cmake -DBUILD_TIFF=ON -DBUILD_opencv_java=OFF -DWITH_CUDA=OFF -DENABLE_AVX=ON -DWITH_OPENGL=ON -DWITH_OPENCL=ON -DWITH_IPP=ON -DWITH_TBB=ON -DWITH_EIGEN=ON -DWITH_V4L=ON -DBUILD_TESTS=OFF -DBUILD_PERF_TESTS=OFF -DCMAKE_BUILD_TYPE=RELEASE -DCMAKE_INSTALL_PREFIX=$(python3 -c “import sys; print(sys.prefix)”) -DPYTHON_EXECUTABLE=$(which python3) -DPYTHON_INCLUDE_DIR=$(python3 -c “from distutils.sysconfig import get_python_inc; print(get_python_inc())”) -DPYTHON_PACKAGES_PATH=$(python3 -c “from distutils.sysconfig import get_python_lib; print(get_python_lib())”) ..

# make -j6 applies up to 6 threads to compilation only, makes no difference to running opencv code

make -j6
make install

NOTE: I assume you’re using an Ubuntu 14.04 system, within Anaconda Python 3.4 installed to ~/anaconda3/

Note: I have disabled Cuda via “-DWITH_CUDA=OFF”, assuming you don’t have a GPU to use.

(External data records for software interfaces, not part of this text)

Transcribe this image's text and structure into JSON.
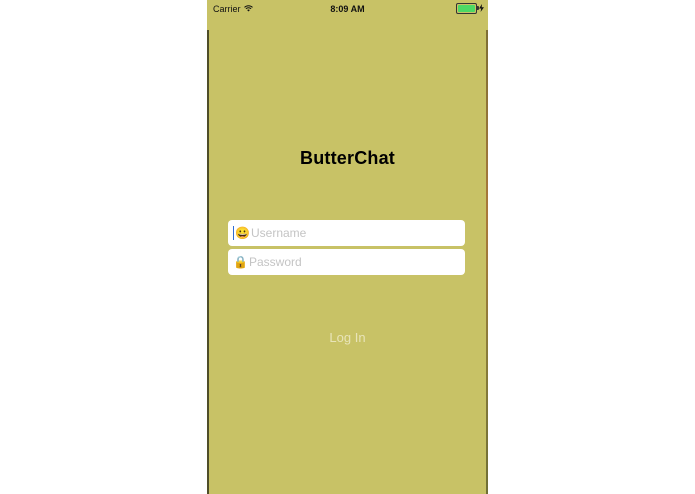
{
  "status_bar": {
    "carrier": "Carrier",
    "time": "8:09 AM",
    "battery_level": 1.0,
    "battery_color": "#4cd964"
  },
  "app": {
    "title": "ButterChat",
    "background_color": "#c8c266"
  },
  "form": {
    "username": {
      "icon": "smiley-face-icon",
      "glyph": "😀",
      "placeholder": "Username",
      "value": ""
    },
    "password": {
      "icon": "lock-icon",
      "glyph": "🔒",
      "placeholder": "Password",
      "value": ""
    },
    "login_label": "Log In"
  }
}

Because Cuda takes so much longer to compile, even if you have the GPU, maybe first try without CUDA, to see if OpenCV3 is going to work for you, then recompile with CUDA.

Note: To avoid the undefined reference to `TIFFOpen@LIBTIFF_4.0′ type errors, I added the -DBUILD_TIFF=ON option

Note: If you get the error like
lib/ version `GLIBC_2.15′ not found (required by /usr/lib/x86_64-linux-gnu/

then try

cd ~/anaconda3/lib

Importing old OpenCV modules from OpenCV 2 in Python on Windows

Some of the legacy modules like Horn Schunck Optical Flow in OpenCV 2.4 are located in “cv” instead of “cv2″ .

To be cross-platform compatible, instead of doing

import cv,cv2

I suggest doing

import cv2
from cv2 import cv


Further, in Windows running Anaconda Python 2.7 (or whatever Python 2.7 you choose), OpenCV is not installable through conda.

To install OpenCV 2.4 for Python on Windows, do the following:

  1. From

    download OpenCV for Windows, version 2.4

  2. Extract to a directory of your choice, let’s say c:\opencv and copy the file

If you’re using CPython instead of Anaconda, copy to that directory instead.

Writing multipage TIFF with Python

In my opinion, the most full-featured and easy to use method of writing multipage TIFF (all at once or via appending) is via tifffile.

You can also use the freeimage plugin to SciPy as one method to write multipage TIFF images, or libtiff.

For tifffile

just download and use  or type

pip install tifffile

For FreeImage (recommend tifffile instead)

On Windows you might see the error:
RuntimeError: Could not find a FreeImage library

On Linux you might see the error:
freeimage had a problem: Could not find a FreeImage library in any of…

To fix this on Windows, download the FreeImage DLL
Then extract the file
to the following directory (assuming you’re using Anaconda Python)

To fix this on Linux, type
sudo apt-get install libfreeimage3

Example code (assuming you have image stored in C-ordered 3-D array images):

from import freeimage_plugin as freeimg

or try this example test code


OpenCV cv.CalcOpticalFlowHS Horn-Schunck smoothness lambda parameter

More details to come, but I was comparing the performance of OpenCV to Matlab Computer Vision Toolbox for the dense estimates of optical flow given by the Horn Schunck algorithm. I was getting a very different result with OpenCV vs. Matlab for the Optical Flow Estimation. It seemed that OpenCV was washing out fine details in the optical flow. After carefully comparing Matlab Computer Vision and OpenCV outputs for Horn Schunck optical flow, I found that the default lambda/smoothness parameter of 1.0 for cv.CalcOpticalFlowHS is not the same as what Matlab calls 1.0.

I need to quantify this further, but for now I found that in OpenCV cv.CalcOpticalFlowHS setting lambda=0.001 gives results that are much more like Matlab–I can see the fine details. This is just a rough guess, if I have time I’ll quantify it in my forthcoming article on segmenting terabtyes of aurora borealis video in an hour!